### Task item
Nothing but the pictures should be left out when you copy the records exactly.
─── Material provided ───
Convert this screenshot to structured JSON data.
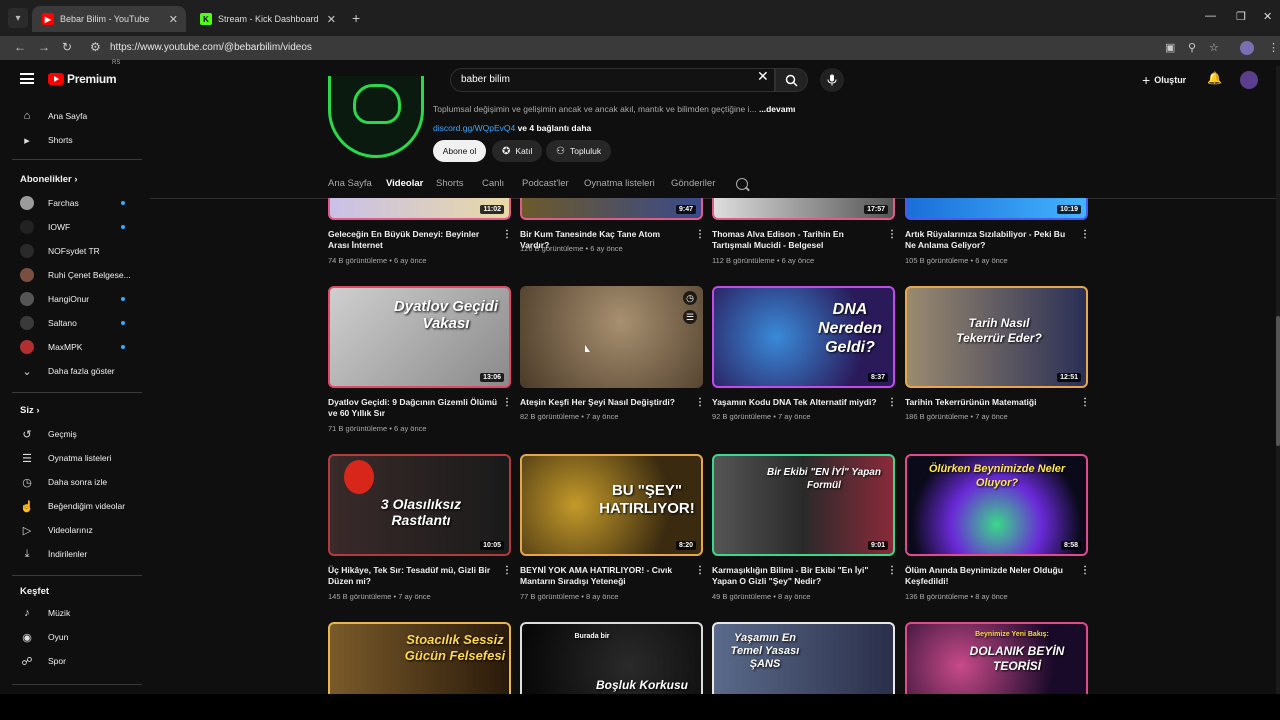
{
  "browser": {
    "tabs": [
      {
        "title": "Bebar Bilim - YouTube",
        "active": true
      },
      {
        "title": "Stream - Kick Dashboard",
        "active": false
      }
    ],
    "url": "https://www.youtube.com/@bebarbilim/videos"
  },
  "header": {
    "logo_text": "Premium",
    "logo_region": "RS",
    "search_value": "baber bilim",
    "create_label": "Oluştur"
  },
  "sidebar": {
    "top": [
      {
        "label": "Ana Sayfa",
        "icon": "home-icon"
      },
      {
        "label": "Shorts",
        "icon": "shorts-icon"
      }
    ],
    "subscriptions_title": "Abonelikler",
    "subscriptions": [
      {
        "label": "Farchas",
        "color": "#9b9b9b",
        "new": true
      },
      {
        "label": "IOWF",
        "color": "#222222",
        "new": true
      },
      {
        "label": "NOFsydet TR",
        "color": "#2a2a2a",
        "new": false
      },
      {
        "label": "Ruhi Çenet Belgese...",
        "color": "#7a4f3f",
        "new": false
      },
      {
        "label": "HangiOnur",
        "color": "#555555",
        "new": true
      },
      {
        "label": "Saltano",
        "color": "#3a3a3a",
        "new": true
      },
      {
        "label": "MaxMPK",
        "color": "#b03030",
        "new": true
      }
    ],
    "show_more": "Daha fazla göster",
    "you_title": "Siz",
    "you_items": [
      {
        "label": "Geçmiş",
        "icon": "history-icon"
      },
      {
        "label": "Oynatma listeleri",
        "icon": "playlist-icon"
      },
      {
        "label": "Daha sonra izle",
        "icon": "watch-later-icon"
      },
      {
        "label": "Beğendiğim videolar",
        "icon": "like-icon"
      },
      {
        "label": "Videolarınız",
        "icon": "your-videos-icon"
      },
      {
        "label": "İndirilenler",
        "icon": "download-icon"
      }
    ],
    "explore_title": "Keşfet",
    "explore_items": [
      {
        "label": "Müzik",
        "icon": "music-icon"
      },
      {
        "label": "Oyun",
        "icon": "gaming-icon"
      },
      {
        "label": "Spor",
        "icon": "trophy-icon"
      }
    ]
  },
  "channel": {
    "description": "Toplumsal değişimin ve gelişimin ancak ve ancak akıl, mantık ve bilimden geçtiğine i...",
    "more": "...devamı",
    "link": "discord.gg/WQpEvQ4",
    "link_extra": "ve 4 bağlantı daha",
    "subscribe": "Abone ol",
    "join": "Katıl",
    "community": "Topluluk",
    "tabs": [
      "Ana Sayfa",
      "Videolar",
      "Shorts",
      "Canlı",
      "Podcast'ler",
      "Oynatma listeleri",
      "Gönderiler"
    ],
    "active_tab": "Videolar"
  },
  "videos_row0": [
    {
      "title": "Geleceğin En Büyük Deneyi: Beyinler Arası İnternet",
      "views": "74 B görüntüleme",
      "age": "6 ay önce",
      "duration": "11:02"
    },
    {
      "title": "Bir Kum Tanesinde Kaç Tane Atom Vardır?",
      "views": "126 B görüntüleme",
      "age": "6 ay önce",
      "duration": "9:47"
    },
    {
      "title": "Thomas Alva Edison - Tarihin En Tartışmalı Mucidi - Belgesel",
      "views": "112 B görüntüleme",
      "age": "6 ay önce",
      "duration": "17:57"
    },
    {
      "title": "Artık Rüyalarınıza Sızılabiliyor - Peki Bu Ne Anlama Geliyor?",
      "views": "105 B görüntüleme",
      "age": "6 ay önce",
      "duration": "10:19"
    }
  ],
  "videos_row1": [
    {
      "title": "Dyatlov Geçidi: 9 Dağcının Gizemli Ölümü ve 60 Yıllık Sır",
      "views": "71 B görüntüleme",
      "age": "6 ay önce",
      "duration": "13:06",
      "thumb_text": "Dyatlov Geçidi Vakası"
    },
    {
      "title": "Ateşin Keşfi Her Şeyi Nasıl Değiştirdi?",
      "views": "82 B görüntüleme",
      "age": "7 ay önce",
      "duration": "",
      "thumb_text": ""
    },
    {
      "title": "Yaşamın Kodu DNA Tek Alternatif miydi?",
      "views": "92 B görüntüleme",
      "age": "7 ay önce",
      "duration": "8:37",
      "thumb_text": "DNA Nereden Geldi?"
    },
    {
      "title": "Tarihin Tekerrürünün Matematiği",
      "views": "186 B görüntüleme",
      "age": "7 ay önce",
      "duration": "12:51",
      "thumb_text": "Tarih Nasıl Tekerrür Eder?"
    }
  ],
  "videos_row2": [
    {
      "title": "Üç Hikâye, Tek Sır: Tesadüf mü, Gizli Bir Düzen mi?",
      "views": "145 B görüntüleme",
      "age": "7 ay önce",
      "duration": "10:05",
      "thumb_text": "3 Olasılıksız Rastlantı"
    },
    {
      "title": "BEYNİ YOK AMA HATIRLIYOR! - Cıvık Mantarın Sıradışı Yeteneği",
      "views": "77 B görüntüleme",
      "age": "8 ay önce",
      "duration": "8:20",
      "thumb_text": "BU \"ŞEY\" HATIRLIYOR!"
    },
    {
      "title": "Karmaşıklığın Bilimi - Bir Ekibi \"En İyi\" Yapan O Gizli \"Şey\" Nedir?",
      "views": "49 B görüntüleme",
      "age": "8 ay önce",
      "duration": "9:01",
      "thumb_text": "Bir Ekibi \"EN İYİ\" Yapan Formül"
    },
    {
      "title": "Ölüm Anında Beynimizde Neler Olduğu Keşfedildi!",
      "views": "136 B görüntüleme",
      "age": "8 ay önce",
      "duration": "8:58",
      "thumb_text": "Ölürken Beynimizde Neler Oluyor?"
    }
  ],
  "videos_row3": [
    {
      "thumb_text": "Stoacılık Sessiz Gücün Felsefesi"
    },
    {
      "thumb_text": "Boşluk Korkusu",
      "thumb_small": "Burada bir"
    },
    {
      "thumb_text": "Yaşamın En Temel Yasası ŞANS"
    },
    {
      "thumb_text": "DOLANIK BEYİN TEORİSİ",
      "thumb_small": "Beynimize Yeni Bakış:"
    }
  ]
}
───
### Exercise solution
Convert this screenshot to structured JSON data.
{
  "browser": {
    "tabs": [
      {
        "title": "Bebar Bilim - YouTube",
        "active": true
      },
      {
        "title": "Stream - Kick Dashboard",
        "active": false
      }
    ],
    "url": "https://www.youtube.com/@bebarbilim/videos"
  },
  "header": {
    "logo_text": "Premium",
    "logo_region": "RS",
    "search_value": "baber bilim",
    "create_label": "Oluştur"
  },
  "sidebar": {
    "top": [
      {
        "label": "Ana Sayfa",
        "icon": "home-icon"
      },
      {
        "label": "Shorts",
        "icon": "shorts-icon"
      }
    ],
    "subscriptions_title": "Abonelikler",
    "subscriptions": [
      {
        "label": "Farchas",
        "color": "#9b9b9b",
        "new": true
      },
      {
        "label": "IOWF",
        "color": "#222222",
        "new": true
      },
      {
        "label": "NOFsydet TR",
        "color": "#2a2a2a",
        "new": false
      },
      {
        "label": "Ruhi Çenet Belgese...",
        "color": "#7a4f3f",
        "new": false
      },
      {
        "label": "HangiOnur",
        "color": "#555555",
        "new": true
      },
      {
        "label": "Saltano",
        "color": "#3a3a3a",
        "new": true
      },
      {
        "label": "MaxMPK",
        "color": "#b03030",
        "new": true
      }
    ],
    "show_more": "Daha fazla göster",
    "you_title": "Siz",
    "you_items": [
      {
        "label": "Geçmiş",
        "icon": "history-icon"
      },
      {
        "label": "Oynatma listeleri",
        "icon": "playlist-icon"
      },
      {
        "label": "Daha sonra izle",
        "icon": "watch-later-icon"
      },
      {
        "label": "Beğendiğim videolar",
        "icon": "like-icon"
      },
      {
        "label": "Videolarınız",
        "icon": "your-videos-icon"
      },
      {
        "label": "İndirilenler",
        "icon": "download-icon"
      }
    ],
    "explore_title": "Keşfet",
    "explore_items": [
      {
        "label": "Müzik",
        "icon": "music-icon"
      },
      {
        "label": "Oyun",
        "icon": "gaming-icon"
      },
      {
        "label": "Spor",
        "icon": "trophy-icon"
      }
    ]
  },
  "channel": {
    "description": "Toplumsal değişimin ve gelişimin ancak ve ancak akıl, mantık ve bilimden geçtiğine i...",
    "more": "...devamı",
    "link": "discord.gg/WQpEvQ4",
    "link_extra": "ve 4 bağlantı daha",
    "subscribe": "Abone ol",
    "join": "Katıl",
    "community": "Topluluk",
    "tabs": [
      "Ana Sayfa",
      "Videolar",
      "Shorts",
      "Canlı",
      "Podcast'ler",
      "Oynatma listeleri",
      "Gönderiler"
    ],
    "active_tab": "Videolar"
  },
  "videos_row0": [
    {
      "title": "Geleceğin En Büyük Deneyi: Beyinler Arası İnternet",
      "views": "74 B görüntüleme",
      "age": "6 ay önce",
      "duration": "11:02"
    },
    {
      "title": "Bir Kum Tanesinde Kaç Tane Atom Vardır?",
      "views": "126 B görüntüleme",
      "age": "6 ay önce",
      "duration": "9:47"
    },
    {
      "title": "Thomas Alva Edison - Tarihin En Tartışmalı Mucidi - Belgesel",
      "views": "112 B görüntüleme",
      "age": "6 ay önce",
      "duration": "17:57"
    },
    {
      "title": "Artık Rüyalarınıza Sızılabiliyor - Peki Bu Ne Anlama Geliyor?",
      "views": "105 B görüntüleme",
      "age": "6 ay önce",
      "duration": "10:19"
    }
  ],
  "videos_row1": [
    {
      "title": "Dyatlov Geçidi: 9 Dağcının Gizemli Ölümü ve 60 Yıllık Sır",
      "views": "71 B görüntüleme",
      "age": "6 ay önce",
      "duration": "13:06",
      "thumb_text": "Dyatlov Geçidi Vakası"
    },
    {
      "title": "Ateşin Keşfi Her Şeyi Nasıl Değiştirdi?",
      "views": "82 B görüntüleme",
      "age": "7 ay önce",
      "duration": "",
      "thumb_text": ""
    },
    {
      "title": "Yaşamın Kodu DNA Tek Alternatif miydi?",
      "views": "92 B görüntüleme",
      "age": "7 ay önce",
      "duration": "8:37",
      "thumb_text": "DNA Nereden Geldi?"
    },
    {
      "title": "Tarihin Tekerrürünün Matematiği",
      "views": "186 B görüntüleme",
      "age": "7 ay önce",
      "duration": "12:51",
      "thumb_text": "Tarih Nasıl Tekerrür Eder?"
    }
  ],
  "videos_row2": [
    {
      "title": "Üç Hikâye, Tek Sır: Tesadüf mü, Gizli Bir Düzen mi?",
      "views": "145 B görüntüleme",
      "age": "7 ay önce",
      "duration": "10:05",
      "thumb_text": "3 Olasılıksız Rastlantı"
    },
    {
      "title": "BEYNİ YOK AMA HATIRLIYOR! - Cıvık Mantarın Sıradışı Yeteneği",
      "views": "77 B görüntüleme",
      "age": "8 ay önce",
      "duration": "8:20",
      "thumb_text": "BU \"ŞEY\" HATIRLIYOR!"
    },
    {
      "title": "Karmaşıklığın Bilimi - Bir Ekibi \"En İyi\" Yapan O Gizli \"Şey\" Nedir?",
      "views": "49 B görüntüleme",
      "age": "8 ay önce",
      "duration": "9:01",
      "thumb_text": "Bir Ekibi \"EN İYİ\" Yapan Formül"
    },
    {
      "title": "Ölüm Anında Beynimizde Neler Olduğu Keşfedildi!",
      "views": "136 B görüntüleme",
      "age": "8 ay önce",
      "duration": "8:58",
      "thumb_text": "Ölürken Beynimizde Neler Oluyor?"
    }
  ],
  "videos_row3": [
    {
      "thumb_text": "Stoacılık Sessiz Gücün Felsefesi"
    },
    {
      "thumb_text": "Boşluk Korkusu",
      "thumb_small": "Burada bir"
    },
    {
      "thumb_text": "Yaşamın En Temel Yasası ŞANS"
    },
    {
      "thumb_text": "DOLANIK BEYİN TEORİSİ",
      "thumb_small": "Beynimize Yeni Bakış:"
    }
  ]
}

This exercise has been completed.